=== Section Start ===

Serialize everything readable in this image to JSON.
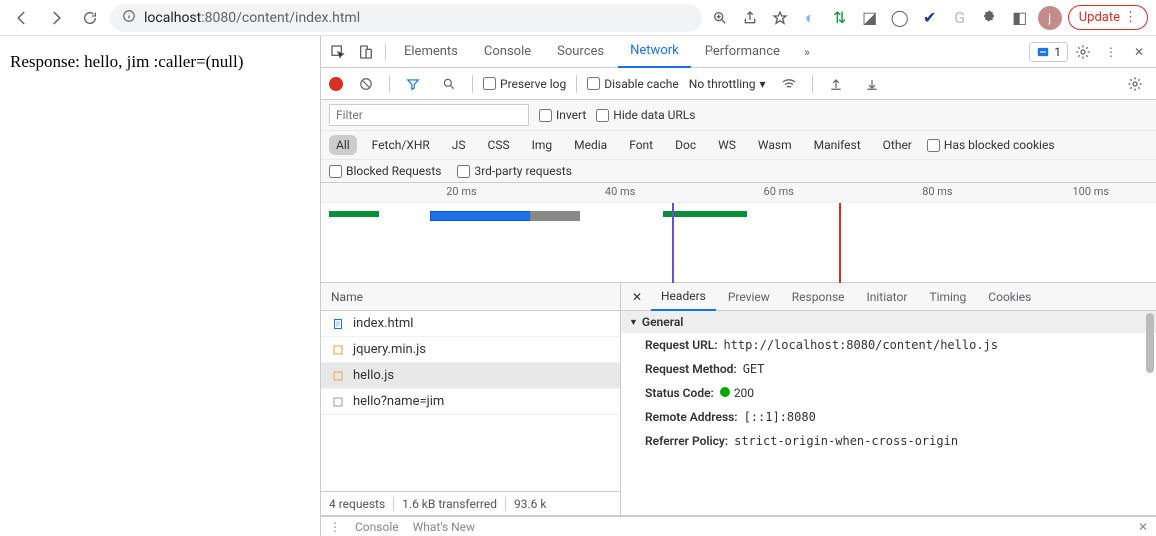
{
  "browser": {
    "url_host": "localhost",
    "url_port": ":8080",
    "url_path": "/content/index.html",
    "avatar_letter": "j",
    "update_label": "Update"
  },
  "page": {
    "content": "Response: hello, jim :caller=(null)"
  },
  "devtools": {
    "tabs": [
      "Elements",
      "Console",
      "Sources",
      "Network",
      "Performance"
    ],
    "active_tab": "Network",
    "issues_count": "1"
  },
  "network": {
    "preserve_log_label": "Preserve log",
    "disable_cache_label": "Disable cache",
    "throttling_label": "No throttling",
    "filter_placeholder": "Filter",
    "invert_label": "Invert",
    "hide_data_urls_label": "Hide data URLs",
    "types": [
      "All",
      "Fetch/XHR",
      "JS",
      "CSS",
      "Img",
      "Media",
      "Font",
      "Doc",
      "WS",
      "Wasm",
      "Manifest",
      "Other"
    ],
    "active_type": "All",
    "has_blocked_cookies_label": "Has blocked cookies",
    "blocked_requests_label": "Blocked Requests",
    "third_party_label": "3rd-party requests",
    "timeline_ticks": [
      "20 ms",
      "40 ms",
      "60 ms",
      "80 ms",
      "100 ms"
    ],
    "name_header": "Name",
    "requests": [
      {
        "name": "index.html",
        "type": "doc"
      },
      {
        "name": "jquery.min.js",
        "type": "js"
      },
      {
        "name": "hello.js",
        "type": "js"
      },
      {
        "name": "hello?name=jim",
        "type": "xhr"
      }
    ],
    "selected_index": 2,
    "status": {
      "count": "4 requests",
      "transferred": "1.6 kB transferred",
      "resources": "93.6 k"
    }
  },
  "detail": {
    "tabs": [
      "Headers",
      "Preview",
      "Response",
      "Initiator",
      "Timing",
      "Cookies"
    ],
    "active_tab": "Headers",
    "section_general": "General",
    "request_url_label": "Request URL:",
    "request_url_value": "http://localhost:8080/content/hello.js",
    "request_method_label": "Request Method:",
    "request_method_value": "GET",
    "status_code_label": "Status Code:",
    "status_code_value": "200",
    "remote_address_label": "Remote Address:",
    "remote_address_value": "[::1]:8080",
    "referrer_policy_label": "Referrer Policy:",
    "referrer_policy_value": "strict-origin-when-cross-origin"
  },
  "drawer": {
    "console_label": "Console",
    "whats_new_label": "What's New"
  }
}
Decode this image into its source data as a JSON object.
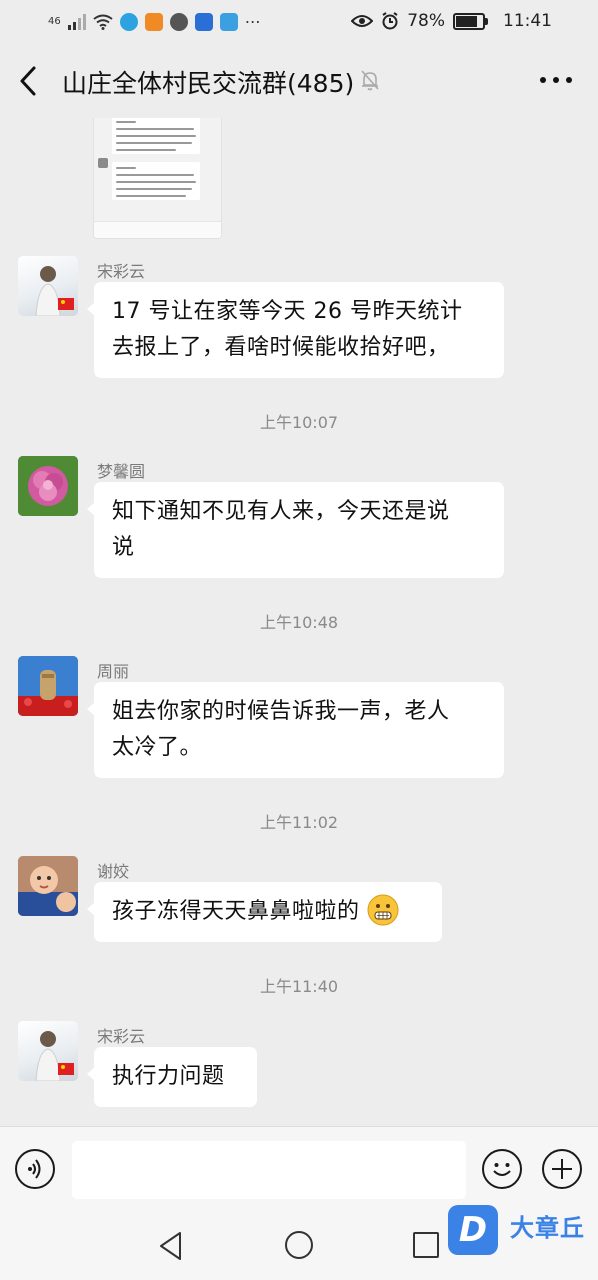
{
  "status_bar": {
    "network": "46",
    "battery": "78%",
    "time": "11:41"
  },
  "header": {
    "title": "山庄全体村民交流群(485)",
    "back_icon": "chevron-left-icon",
    "mute_icon": "bell-off-icon",
    "more_icon": "more-dots-icon"
  },
  "messages": [
    {
      "sender": "宋彩云",
      "lines": [
        "17 号让在家等今天 26 号昨天统计",
        "去报上了，看啥时候能收拾好吧，"
      ]
    },
    {
      "time": "上午10:07"
    },
    {
      "sender": "梦馨圆",
      "lines": [
        "知下通知不见有人来，今天还是说",
        "说"
      ]
    },
    {
      "time": "上午10:48"
    },
    {
      "sender": "周丽",
      "lines": [
        "姐去你家的时候告诉我一声，老人",
        "太冷了。"
      ]
    },
    {
      "time": "上午11:02"
    },
    {
      "sender": "谢姣",
      "lines": [
        "孩子冻得天天鼻鼻啦啦的"
      ],
      "emoji": "grimace-emoji-icon"
    },
    {
      "time": "上午11:40"
    },
    {
      "sender": "宋彩云",
      "lines": [
        "执行力问题"
      ]
    }
  ],
  "input_bar": {
    "text": ""
  },
  "watermark": {
    "logo": "D",
    "text": "大章丘"
  },
  "colors": {
    "background": "#ededed",
    "bubble": "#ffffff",
    "watermark": "#3b82e6"
  }
}
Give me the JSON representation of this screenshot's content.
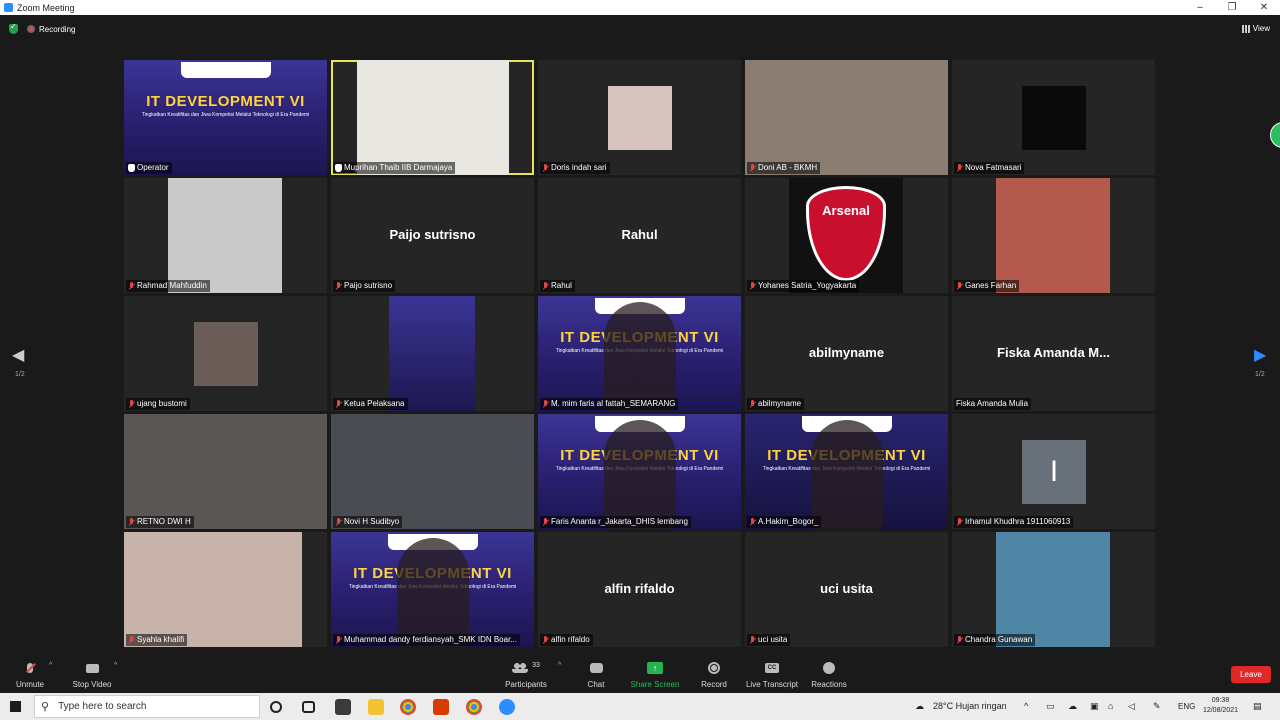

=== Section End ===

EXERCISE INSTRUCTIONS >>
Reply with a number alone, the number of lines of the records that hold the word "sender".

SOLVED EXERCISE >>
5